This similar situation occurred in the Caribbean waters in 1718 with the British appointment of Governor Woodes Rogers to New Providence in the Bahamas.  A former governor of that island, Nicholas Trott (a later South Carolina judge) allowed pirate Henry Avery refuge after plundering in the Indian Ocean.  Trott not only allowed him “to water” and acquire provisions; he shared in the loot that Avery (alias “Bridgeman”) acquired.  Two of his crewmen also sailed to Bermuda to live on lands purchased from Trott.  The complicity of Trott and governors like him (for example, Charles Eden in northern Carolina) allowed piracy to grow unchecked in New Providence and most of America.  Piracy became commonplace in America by 1701.  Gov. James Moore, Goose Creek Indian slave trader, officially remarked in the House of Commons on the “proper” practice of piracy in Carolina.  “Mr. Painter [Peter Painter] having comitted Piracy & not having his majesties Pardon for ye Same.  It[‘]s resolved he is not fit for that trust.”   Like Somalia, piracy in early America appeared to be sanctioned by the people.  The Carolina naval forces compared with Somalia’s “Volunteer Coastguard.”  Still, after 1726, British authorities wanted pirates out of the way for profit’s sake and they made a concerted effort to accomplish this task.  

After the Act of Union in 1707 and with growing liberal, or Whig power in England, piracy faced greater pressures from a unified front.  Woodes Rogers spent three years, from 1718-1721 trying to arrest the growth of piracy and restore British commerce in the Bahamas.  While Rogers encountered some initial resistance, historian Michael Craton infers that most pirates welcomed the administration, however, having tired of the restless life.  The infamous pirates, Charles Vane and Benjamin Hornigold departed the islands upon Rogers’ arrival.  Craton believed that New Providence still contained a relatively lawless atmosphere, however, even after these efforts.   

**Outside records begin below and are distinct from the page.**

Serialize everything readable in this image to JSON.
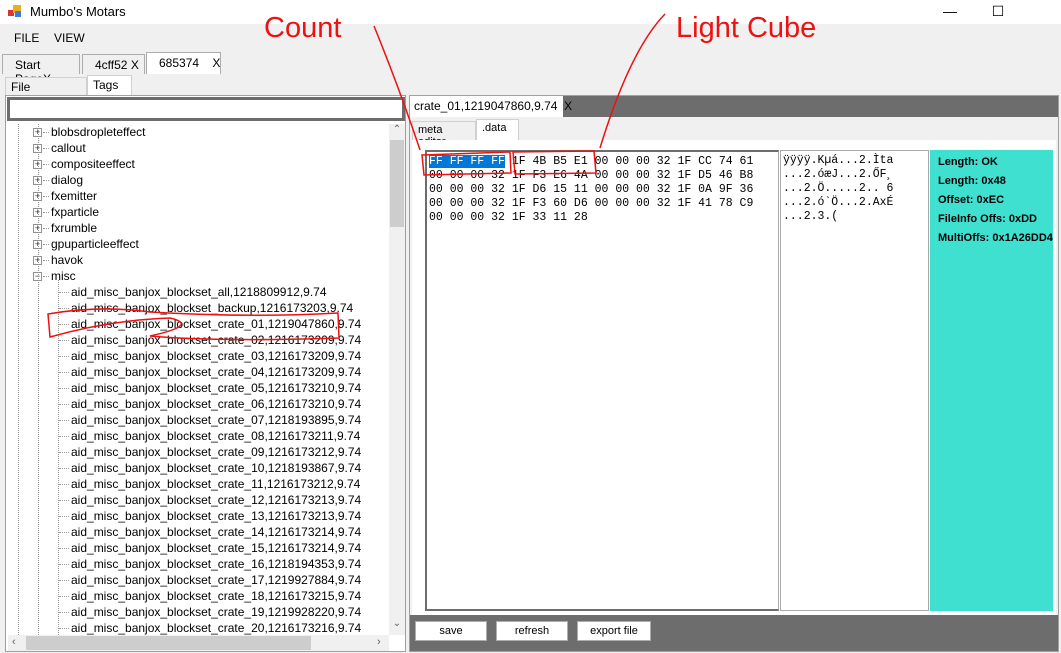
{
  "window": {
    "title": "Mumbo's Motars"
  },
  "menu": [
    "FILE",
    "VIEW"
  ],
  "doc_tabs": [
    {
      "label": "Start PageX"
    },
    {
      "label": "4cff52",
      "close": "X"
    },
    {
      "label": "685374",
      "close": "X"
    }
  ],
  "left_tabs": [
    "File Information",
    "Tags"
  ],
  "search": {
    "value": ""
  },
  "tree": {
    "top": [
      "blobsdropleteffect",
      "callout",
      "compositeeffect",
      "dialog",
      "fxemitter",
      "fxparticle",
      "fxrumble",
      "gpuparticleeffect",
      "havok",
      "misc"
    ],
    "misc_children": [
      "aid_misc_banjox_blockset_all,1218809912,9.74",
      "aid_misc_banjox_blockset_backup,1216173203,9.74",
      "aid_misc_banjox_blockset_crate_01,1219047860,9.74",
      "aid_misc_banjox_blockset_crate_02,1216173209,9.74",
      "aid_misc_banjox_blockset_crate_03,1216173209,9.74",
      "aid_misc_banjox_blockset_crate_04,1216173209,9.74",
      "aid_misc_banjox_blockset_crate_05,1216173210,9.74",
      "aid_misc_banjox_blockset_crate_06,1216173210,9.74",
      "aid_misc_banjox_blockset_crate_07,1218193895,9.74",
      "aid_misc_banjox_blockset_crate_08,1216173211,9.74",
      "aid_misc_banjox_blockset_crate_09,1216173212,9.74",
      "aid_misc_banjox_blockset_crate_10,1218193867,9.74",
      "aid_misc_banjox_blockset_crate_11,1216173212,9.74",
      "aid_misc_banjox_blockset_crate_12,1216173213,9.74",
      "aid_misc_banjox_blockset_crate_13,1216173213,9.74",
      "aid_misc_banjox_blockset_crate_14,1216173214,9.74",
      "aid_misc_banjox_blockset_crate_15,1216173214,9.74",
      "aid_misc_banjox_blockset_crate_16,1218194353,9.74",
      "aid_misc_banjox_blockset_crate_17,1219927884,9.74",
      "aid_misc_banjox_blockset_crate_18,1216173215,9.74",
      "aid_misc_banjox_blockset_crate_19,1219928220,9.74",
      "aid_misc_banjox_blockset_crate_20,1216173216,9.74"
    ]
  },
  "editor": {
    "file_tab": "crate_01,1219047860,9.74",
    "file_tab_close": "X",
    "tabs": [
      "meta editor",
      ".data"
    ],
    "hex_selected": "FF FF FF FF",
    "hex_first_rest": " 1F 4B B5 E1 00 00 00 32 1F CC 74 61",
    "hex_lines": [
      "00 00 00 32 1F F3 E6 4A 00 00 00 32 1F D5 46 B8",
      "00 00 00 32 1F D6 15 11 00 00 00 32 1F 0A 9F 36",
      "00 00 00 32 1F F3 60 D6 00 00 00 32 1F 41 78 C9",
      "00 00 00 32 1F 33 11 28"
    ],
    "ascii_lines": [
      "ÿÿÿÿ.Kµá...2.Ìta",
      "...2.óæJ...2.ŐF¸",
      "...2.Ö.....2.. 6",
      "...2.ó`Ö...2.AxÉ",
      "...2.3.("
    ],
    "info": [
      "Length: OK",
      "Length: 0x48",
      "Offset: 0xEC",
      "FileInfo Offs: 0xDD",
      "MultiOffs: 0x1A26DD40"
    ],
    "info_color": "#40e0d0",
    "buttons": [
      "save",
      "refresh",
      "export file"
    ]
  },
  "annotations": {
    "count": "Count",
    "light_cube": "Light Cube",
    "color": "#ee1111"
  }
}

Mohamed Ali Gedi, the Somali prime minister, stated that he would welcome a maritime naval police operation involving Kenyan and U.S. navies.  Yet, he has resisted giving them permission to operate in Somali waters.  Like New Providence, Somali peoples may yet welcome administration as well.  Gedi’s actions indicate that some of the pirates, like Vane and Hornigold, however, will most certainly not.  And the fact that piracy remains a difficult challenge for U.N. forces in Somalia reflects British efforts in the eighteenth-century Caribbean.  

Pirates across the ages share many similarities.  The weapons change, but the intent remains the same.  At first, these pirates begin their careers with a cause, a definite feeling of righteousness.  After living the lawless life for a time, they lose sight of the goal.  Still, most pirates do not have a chance nonetheless.  Larger and more powerful states better organized and with more resources, will be able to hold the military pressure on longer and eventually win.  Somali pirates began with a cause, to save their people from Western and European abuse and theft.  When they engaged in piracy for ransom, prevented food shipments to their own people, and threatened the U.S. oil supply, they signed their death warrant.  Like Blackbeard, Stede Bonnet, and Henry Avery, they all succumbed to the bigger pirates with better guns.  The best weapon these “sea powers” wielded perhaps was a well-thought-out plan.